It takes him several minutes to realise that Hank hasn’t moved and craning his head over in the other boy’s direction, he narrows his eyes. ‘You’re still here,’ he says and it comes out like a challenge. ‘Can’t you take a hint, bo--?’ He doesn’t finish, but sees the hurt in Hank’s eyes anyway. ‘I’m sorry – I didn’t--’
It’s no good, the damage has been done.
Hank leaves this time, but not before placing the plate down on the floor with a soft clunk, still insistent that Alex doesn’t starve himself.
He manages to hold back for all of five seconds before pouncing on the plate, wolfing the sandwich down greedily. It’s only when he’s finished his third mouthful and glanced back up, brushing the crumbs from his clothes, that he notices movement out of the corner of his eye.
Apparently Hank didn’t leave after all.
‘I can see you,’ Alex announces, taking another eager bite of the sandwich in his hand.
A sheepish looking Hank appears around the door a moment later, stammering some kind of ridiculous apology. He’s bright red, flustered and his glasses have slipped down his nose again, his earlier efforts a complete waste of time. ‘Wanted to make sure you were--’
‘I’m fine, Hank, I told you that,’ insists Alex, his features softening a little.
‘You have been spending an awful lot of time down here alone,’ Hank continues, oblivious. ‘I understand that you wanted to be on your own while you were in prison-’ (he stumbles over the word, embarrassed for even bringing it up) ‘-but people care about you here. You’re with friends. Even if you don’t treat some of us like it sometimes.’
Alex tries not to react to the backhand comment, although his gaze shifts and he suddenly finds himself unable to finish his snack. He’d never once meant it spitefully.
‘We’d like to see you upstairs for dinner today if you--’
‘I’ll be there.’ He doesn’t need to be told twice.
Hanks smiles, a little wider than Alex anticipated. ‘Great! That’s – yes!’ The reply is awkward, but in a good way. ‘Seven then, as usual.’
When he turns to go, Alex finds himself scrambling to his feet, and catching hold of the other boy’s arm before he reaches the door. He’s met with a questioning stare and incredibly blue eyes and, for a moment, he finds himself rendered speechless. Hank prompts him by yanking his arm from Alex’s vicelike grip.
‘Thank you,’ Alex says.
Hank blinks, confused. ‘Thank you?’ he repeats.
‘Oh.’ He’s still confused, but there’s a hint of something else behind those eyes. ‘You’re welcome.’

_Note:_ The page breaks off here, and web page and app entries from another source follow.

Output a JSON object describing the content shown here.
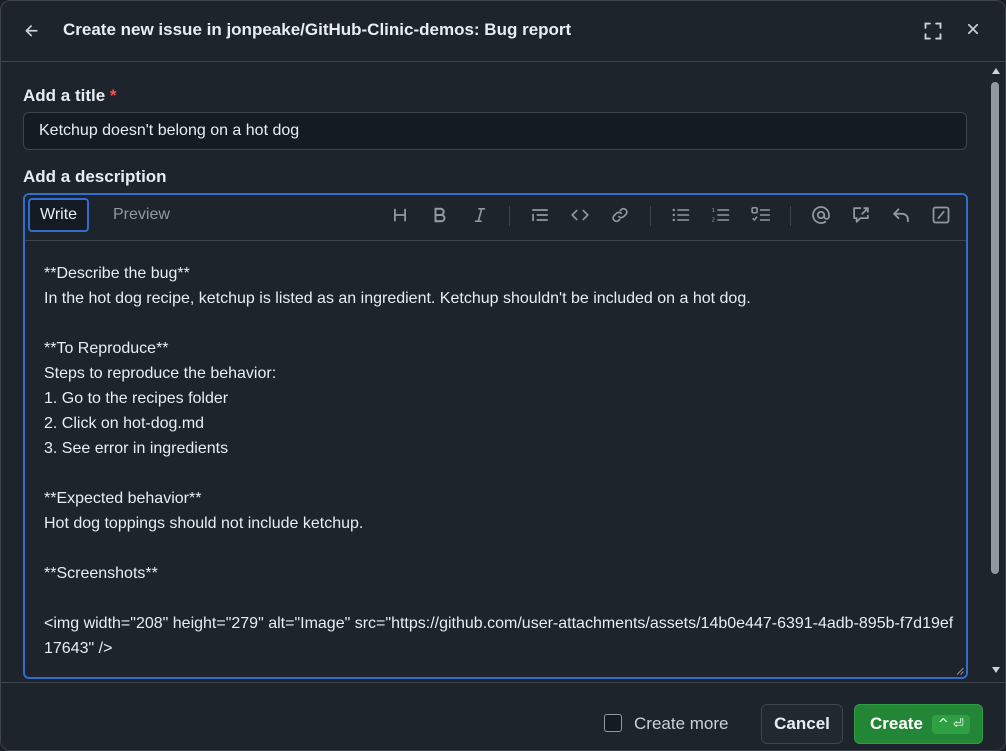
{
  "header": {
    "title": "Create new issue in jonpeake/GitHub-Clinic-demos: Bug report",
    "back_icon": "arrow-left-icon",
    "fullscreen_icon": "fullscreen-icon",
    "close_icon": "close-icon"
  },
  "form": {
    "title_label": "Add a title",
    "required_mark": "*",
    "title_value": "Ketchup doesn't belong on a hot dog",
    "description_label": "Add a description"
  },
  "editor": {
    "tabs": [
      {
        "label": "Write",
        "active": true
      },
      {
        "label": "Preview",
        "active": false
      }
    ],
    "toolbar_icons": [
      "heading-icon",
      "bold-icon",
      "italic-icon",
      "quote-icon",
      "code-icon",
      "link-icon",
      "bullet-list-icon",
      "numbered-list-icon",
      "task-list-icon",
      "mention-icon",
      "cross-reference-icon",
      "reply-icon",
      "slash-commands-icon"
    ],
    "body": "**Describe the bug**\nIn the hot dog recipe, ketchup is listed as an ingredient. Ketchup shouldn't be included on a hot dog.\n\n**To Reproduce**\nSteps to reproduce the behavior:\n1. Go to the recipes folder\n2. Click on hot-dog.md\n3. See error in ingredients\n\n**Expected behavior**\nHot dog toppings should not include ketchup.\n\n**Screenshots**\n\n<img width=\"208\" height=\"279\" alt=\"Image\" src=\"https://github.com/user-attachments/assets/14b0e447-6391-4adb-895b-f7d19ef17643\" />"
  },
  "footer": {
    "create_more_label": "Create more",
    "create_more_checked": false,
    "cancel_label": "Cancel",
    "create_label": "Create",
    "create_shortcut": "^ ⏎"
  },
  "colors": {
    "accent_blue": "#316dca",
    "create_green": "#238636",
    "required_red": "#f85149"
  }
}
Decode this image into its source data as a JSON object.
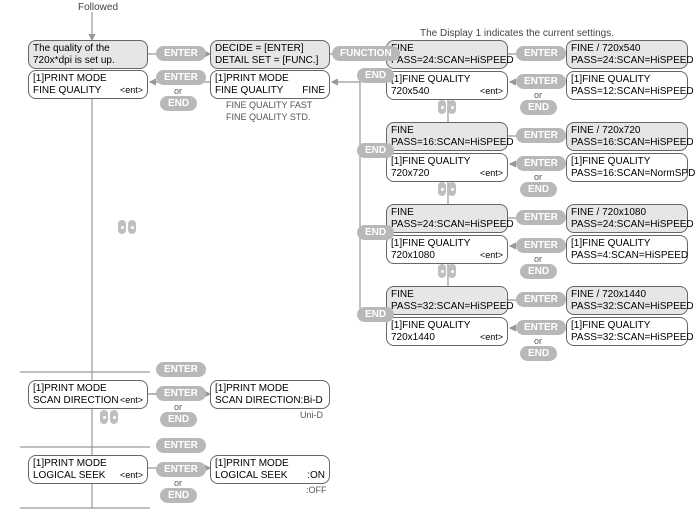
{
  "header": {
    "followed": "Followed",
    "display1_note": "The Display 1 indicates the current settings."
  },
  "pill_labels": {
    "enter": "ENTER",
    "end": "END",
    "function": "FUNCTION"
  },
  "misc": {
    "or": "or",
    "ent": "<ent>",
    "uni_d": "Uni-D",
    "off": ":OFF",
    "fq_fast": "FINE QUALITY  FAST",
    "fq_std": "FINE QUALITY  STD."
  },
  "col1": {
    "setup": {
      "l1": "The quality of the",
      "l2": "720x*dpi is set up."
    },
    "pm_fine": {
      "l1": "[1]PRINT MODE",
      "l2": "FINE QUALITY"
    },
    "pm_scan_dir": {
      "l1": "[1]PRINT MODE",
      "l2": "SCAN DIRECTION"
    },
    "pm_logical": {
      "l1": "[1]PRINT MODE",
      "l2": "LOGICAL SEEK"
    }
  },
  "col2": {
    "decide": {
      "l1": "DECIDE      = [ENTER]",
      "l2": "DETAIL SET  = [FUNC.]"
    },
    "pm_fine_fine": {
      "l1": "[1]PRINT MODE",
      "l2": "FINE QUALITY",
      "r2": "FINE"
    },
    "pm_scan_bid": {
      "l1": "[1]PRINT MODE",
      "l2": "SCAN DIRECTION:Bi-D"
    },
    "pm_logical_on": {
      "l1": "[1]PRINT MODE",
      "l2": "LOGICAL SEEK",
      "r2": ":ON"
    }
  },
  "col3": {
    "g1": {
      "top": {
        "l1": "FINE",
        "l2": "PASS=24:SCAN=HiSPEED"
      },
      "bot": {
        "l1": "[1]FINE QUALITY",
        "l2": "720x540"
      }
    },
    "g2": {
      "top": {
        "l1": "FINE",
        "l2": "PASS=16:SCAN=HiSPEED"
      },
      "bot": {
        "l1": "[1]FINE QUALITY",
        "l2": "720x720"
      }
    },
    "g3": {
      "top": {
        "l1": "FINE",
        "l2": "PASS=24:SCAN=HiSPEED"
      },
      "bot": {
        "l1": "[1]FINE QUALITY",
        "l2": "720x1080"
      }
    },
    "g4": {
      "top": {
        "l1": "FINE",
        "l2": "PASS=32:SCAN=HiSPEED"
      },
      "bot": {
        "l1": "[1]FINE QUALITY",
        "l2": "720x1440"
      }
    }
  },
  "col4": {
    "g1": {
      "top": {
        "l1": "FINE / 720x540",
        "l2": "PASS=24:SCAN=HiSPEED"
      },
      "bot": {
        "l1": "[1]FINE QUALITY",
        "l2": "PASS=12:SCAN=HiSPEED"
      }
    },
    "g2": {
      "top": {
        "l1": "FINE / 720x720",
        "l2": "PASS=16:SCAN=HiSPEED"
      },
      "bot": {
        "l1": "[1]FINE QUALITY",
        "l2": "PASS=16:SCAN=NormSPD"
      }
    },
    "g3": {
      "top": {
        "l1": "FINE / 720x1080",
        "l2": "PASS=24:SCAN=HiSPEED"
      },
      "bot": {
        "l1": "[1]FINE QUALITY",
        "l2": "PASS=4:SCAN=HiSPEED"
      }
    },
    "g4": {
      "top": {
        "l1": "FINE / 720x1440",
        "l2": "PASS=32:SCAN=HiSPEED"
      },
      "bot": {
        "l1": "[1]FINE QUALITY",
        "l2": "PASS=32:SCAN=HiSPEED"
      }
    }
  }
}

This time Alex lets him go and when he slips back down to the ground, his back resting against the hard cement, there’s a smile on his face.
Maybe this time he’s not the only one.